Step By Step

Step By Step Articles

How to create an iSCSI target on OpenFiler

How to configure OpenFiler with an iSCSI tagetOpenFiler is a great open source solution for your SAN needs. It's free and does what most high end SAN solutions will provide. One of the things you can leverage OpenFiler for is to provide you with your iSCSI targets. If you are a VMWare related virtualization shop, iSCSI protocol and storage is indispensable. In this article we will show you as to how you can configure OpenFiler to provide you with iSCSI targets. When configured with iSCSI targets, you can connect to these from any Windows or even Linux Unix machines and mount the iSCSI targets such that they appear as local hard drives or volumes. OpenFiler iSCSI implementation provides a great virtual platform to test out ESX or ESXi since iSCSI is the next best thing to fiber channel and is faster than some of the other normal protocols.

How to use Outlook with Command Line Switches

How to launch Outlook using Command Line SwitchesOutlook as you all know is the popular email client from Microsoft. Command Line Switches provide enhanced or modified functionality to the default Outlook behavior.

How to configure CIFS on FreeNAS 8

How to configure CIFS on FreeNAS 8In our earlier article we showed you how to configure the popular Network Area Storage Appliance called FreeNAS. The latest version of FreeNAS, version 8 is significantly different than its predecessors. In this article we will show you how you can configure CIFS so you can connect to a CIFS share from any machine using a username and password. CIFS is Common Internet File System which is also known as SMB or Server Messaging block. In our example our FreeNAS appliance is not configured with ZFS or Zero File System rather Universal File System. If you need any help on how to pre configure the appliance so that you can refer to our previous article on How to configure FreeNAS 8.

How to change the remote desktop listening port on Windows seven

How to change the remote desktop port on Windows SevenIn this article we will explain how to change the default remote desktop port on Windows Seven to a custom port. The default port is TCP 3389 but a lot of systems administrators like to change this due to a variety of reasons. The biggest reason is to hide it as a "visible" port for hackers to attack, as hackers normally target to most obvious ports to gain access to a system. Another reason for changing the default RDP (Remote Desktop Protocol) listening port could be that you want to avoid or bypass firewall restrictions, often put in place on outgoing and incoming connections to a remote or local machine.

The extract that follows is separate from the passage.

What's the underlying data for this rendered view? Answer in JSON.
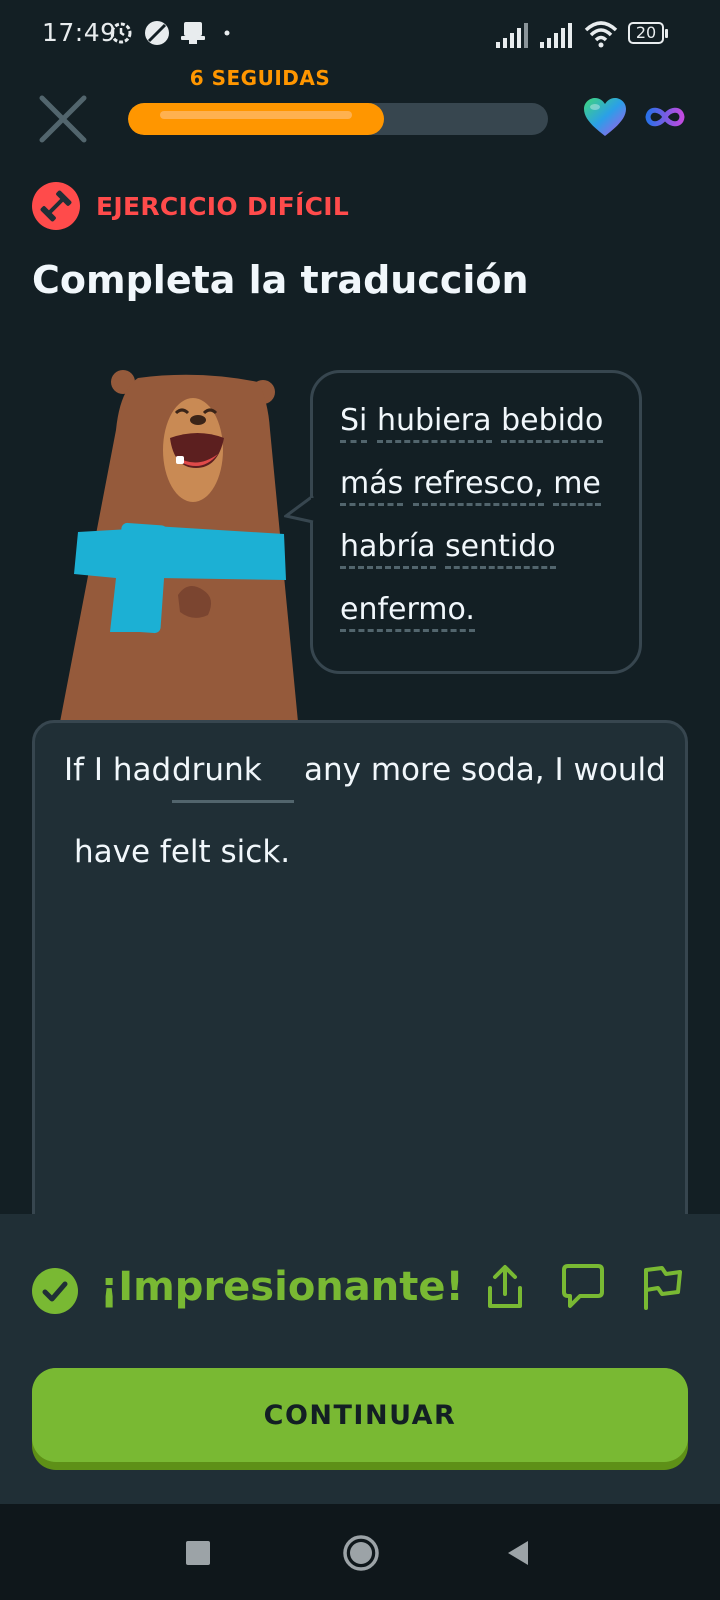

How to configure Windows Updates using local group policy in Windows Seven

Windows Updates Using Local Group Policy on Windows SevenWindows Updates are an essential part of your operating system that makes it running smooth and secure. If you are in a corporate domain environment, the Windows Updates to your machine are likely being pushed down from a WSUS server, SMS or System Center Configuration Manager. WSUS, SMS and SCCM are great products that let administrator control the patches and security hotfixes that get installed on the machine. However, this centralized administration is possible only when the machine is joined to a Domain, WSUS, SCCM and SMS can not make use of Domain GPOs (Group Policy Objects) to enforce it on machines on a Workgroup. In such a case, you can always use a local group policy on Windows Seven to configure the Windows Update Settings. In this article we will show you how you can use Windows Seven Local Group Policy to configure your Windows Update Settings and its advantages